Rain, Seafood, and the Oregon CoastApril 1, 2019 in the United States ⋅ 🌧 13 °C
A cup of coffee on a foggy morning is just about as perfect of a start as we could have asked for. After morning photos, checking out, and saying our goodbyes, we started our journey south with a few notes scribbled on a hotel notepad.
Our first short stop was at Hug Point, which got its name from the exact reason why we didn't actually see much there. You see, before our dear Pacific Coast Highway, those traveling north could go along the beach or chop down every tree in their way... soooo when taking their wagons up the beach, the only way to get past this area was to wait for low tide then "hug" the cliffs to get past them. That being said, it was not low tide and the lovely waterfall and sea caves would have taken a very brisk and downright dangerous swim around the point. Either way, we were just excited for our PCH trip to begin so we were enthusiastic.
Wesley was delightfully passed out, it was raining, fog was seeping through the trees, and driving was easy, so we only stopped at a few viewpoints along the way, choosing to enjoy most of our views from the road. A couple of hours in, we went for an early lunch in Neskowin. Delicious seared cod sandwich and rockfish tacos... yum. 3 full bellies and we were on the road again.
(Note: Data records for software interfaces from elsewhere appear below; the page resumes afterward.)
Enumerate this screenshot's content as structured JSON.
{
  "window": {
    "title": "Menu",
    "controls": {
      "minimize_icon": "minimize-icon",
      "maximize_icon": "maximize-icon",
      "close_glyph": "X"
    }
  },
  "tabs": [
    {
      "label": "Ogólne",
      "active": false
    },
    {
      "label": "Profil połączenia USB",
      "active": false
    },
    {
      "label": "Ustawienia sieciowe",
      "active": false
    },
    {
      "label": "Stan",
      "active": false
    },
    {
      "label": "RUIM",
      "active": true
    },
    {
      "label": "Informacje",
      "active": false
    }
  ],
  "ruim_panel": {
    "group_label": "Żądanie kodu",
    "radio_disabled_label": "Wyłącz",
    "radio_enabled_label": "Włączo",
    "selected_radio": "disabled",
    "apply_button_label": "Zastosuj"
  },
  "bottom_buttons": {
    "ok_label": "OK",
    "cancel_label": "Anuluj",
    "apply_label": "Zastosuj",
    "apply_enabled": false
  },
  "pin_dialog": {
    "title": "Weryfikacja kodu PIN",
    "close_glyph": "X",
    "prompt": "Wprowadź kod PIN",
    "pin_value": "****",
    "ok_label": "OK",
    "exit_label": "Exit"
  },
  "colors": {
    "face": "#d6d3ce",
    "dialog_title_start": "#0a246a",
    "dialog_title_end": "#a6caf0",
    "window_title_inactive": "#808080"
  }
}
Danielle pointed out a Pendleton shop, so we took a quick detour to get Wesley his first wool blanket and may have picked up souvenirs for ourselves too...
Next up was the Yaquina Head Lighthouse, which is designated as an "Outstanding Natural Area", possibly the best designation ever. There were heaps of noisy common murres on the rocks and rafts of cormorants in the surf surrounding the iconic-looking lighthouse. It was easy to get lost in the mix of crashing waves, the smell of pine, the brisk breeze, and the taste of the ocean air. If someone could make an air freshener smell like that, it would need to come with a huffing warning.
Other than a few viewpoints, the last stop was another tide-dependant one that we didn't exactly nail on the head, but was fun nonetheless. It was raining steadily as we made our way down the fairytale-esque trail to Cook's Chasm. The jet black rocks were of obvious volcanic origin that had been worn into their current state by millennia of crashing waves. While walking down, we could feel the largest wave in each set pound the small caves of the chasm. Had it been high tide, we would have seen Thor's Well devouring ocean water like a black hole and the Spouting Horn would have been launching water 30 feet in the air, but instead, each would periodically shoot up a 5 to 10 foot "ocean geyser".
Soaked and happy with our expeditions, we skipped our last potential stop, the Sea Lion Caves. The way we saw it, if the place has a gift shop and overflow parking filled with Buicks, we probably don't need to be dragging our little bear through that sort of tourist trap. That left our final journey to Coos Bay. We passed some tired, yet adorable old fishing and crabbing towns on the way and finally made it to our little cottage.
Dinner usually wouldn't warrant its own paragraph, but when Danielle's first words upon being seated are "oh no, I've watched too many Kitchen Nightmares to eat here", it deserves the nod. With no real alternatives, we did eat there, and of course pointed out everything that Gordon Ramsay would yell at them about. The only other table in there were of an age that required the waitress to literally scream her questions to them, no music, the menu was 6 pages, there were cold cucumber and tomato slices on the seafood fettuccine, the portions were enough for 4 people each, the owner went up to the other table to talk about himself... they broke all the rules, but somehow the mix of playing russian roulette with our health and the view of the bay worked just fine, food waste aside.
Tomorrow we make our way back to California with our trusty scribbles!Read more